The Fall (2006)— An Analysis — Part Three

We come to the end of this little trilogy. Our final chapter isn’t intended to analyze a single element, but rather to cover some of the things that I may have missed.

We’ve talked about the masks. About the stories. About how we are all connected through stories and entangled in each others lives as actors. But, how does this relate to the overall work that is The Fall.

In a way, it doesn’t. Not inherently. For art is subjective and you must find your own meaning and craft your own interpretation of a work of art. That said, most works of art are crafted with a few interpretations and meanings in mind. Don’t think, however, that this means there is one right answer. If that were the case, Tarsem Singh would have told us all about it. Instead, as most artists prefer to do, he has left this slate of interpretation blank. That way, we can create our own meaning and our own thoughts.

This ties into the final meaning of this work. Through the creation of art, and through the consumption of art, we become the artist. Alexandria begins not as a mere listener, but as a creator. By listening to the story that Roy fashions, she invests it with her own imagination and her own meaning. For example, during the part where Roy tells the story of “The Indian”, he mentions that The Indian was married to the most beautiful “squaw” in the world. Squaw is a word that refers to an American Indian woman. Not a woman from India. This is just one example, out of many, that comes to the fore. As Alexandria does not know what a squaw is and has never seen an American Indian — or maybe she has — she imagines this character as someone from India. Or, as seen near the end of the movie, a man that she thinks is from India.

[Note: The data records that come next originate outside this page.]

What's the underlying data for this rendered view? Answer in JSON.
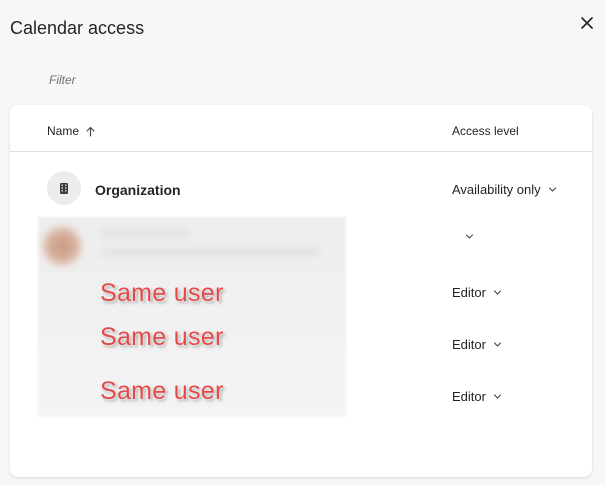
{
  "dialog": {
    "title": "Calendar access"
  },
  "filter": {
    "placeholder": "Filter"
  },
  "table": {
    "columns": {
      "name": "Name",
      "access_level": "Access level"
    },
    "rows": [
      {
        "name": "Organization",
        "access": "Availability only"
      },
      {
        "name": "",
        "access": ""
      },
      {
        "name": "Same user",
        "access": "Editor"
      },
      {
        "name": "Same user",
        "access": "Editor"
      },
      {
        "name": "Same user",
        "access": "Editor"
      }
    ]
  },
  "colors": {
    "annotation_red": "#e34a4a",
    "background": "#f7f7f7",
    "card": "#ffffff"
  },
  "icons": [
    "close-icon",
    "sort-ascending-icon",
    "building-icon",
    "chevron-down-icon"
  ]
}
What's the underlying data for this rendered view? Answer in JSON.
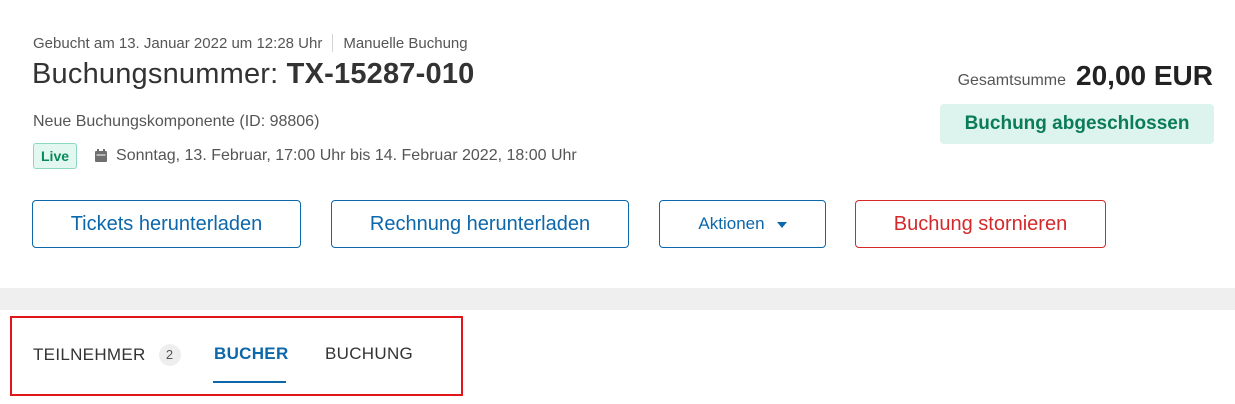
{
  "booking": {
    "booked_at": "Gebucht am 13. Januar 2022 um 12:28 Uhr",
    "booking_type": "Manuelle Buchung",
    "number_label": "Buchungsnummer:",
    "number": "TX-15287-010",
    "component": "Neue Buchungskomponente (ID: 98806)",
    "live_badge": "Live",
    "date_range": "Sonntag, 13. Februar, 17:00 Uhr bis 14. Februar 2022, 18:00 Uhr",
    "date_icon": "calendar-icon"
  },
  "summary": {
    "total_label": "Gesamtsumme",
    "total_amount": "20,00 EUR",
    "status": "Buchung abgeschlossen"
  },
  "actions": {
    "download_tickets": "Tickets herunterladen",
    "download_invoice": "Rechnung herunterladen",
    "more_actions": "Aktionen",
    "cancel_booking": "Buchung stornieren"
  },
  "tabs": [
    {
      "label": "TEILNEHMER",
      "count": "2"
    },
    {
      "label": "BUCHER",
      "active": true
    },
    {
      "label": "BUCHUNG"
    }
  ],
  "colors": {
    "primary": "#0c67ab",
    "danger": "#d4292b",
    "success": "#0a7d56",
    "highlight": "#e0161a"
  }
}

Art is not a one-way journey. Much like a book, we invest ourselves in the stories that we read and watch and listen to. The good ones become a part of us. A part of ourselves. That is what The Fall did to me. It became a part of me. My experience is unique, in that I saw things that others did not. Many won’t see the things that I saw, and that’s okay. That is the nature of art. The nature of stories. We are all participants in the creation of art and stories. Just as we are all participants in the lives of others.

Sometimes, these roles are small. Other times, we become very important participants in the lives of others and in the creation of art. Just as Alexandria became a major participant in the creation of the story. Going so far as to insert herself into the story and radically altering certain events. Such as the — at the time — inevitable death of Roy at the hands of Governor Odious. Because of her presence in the story and the extent in which she had invested herself in both the story and Roy’s life, she was able to alter the story and create a new meaning for both Roy and herself.

In the end, The Fall is a superb film. One with many layers and many complex ideas. But those aren’t really important. What is important is that The Fall is a tender and human story about two people and the power of love and art. For that reason, I highly recommend that. Oh, and the movie is also a visual delight. That’s another reason to give it a watch if you haven’t already.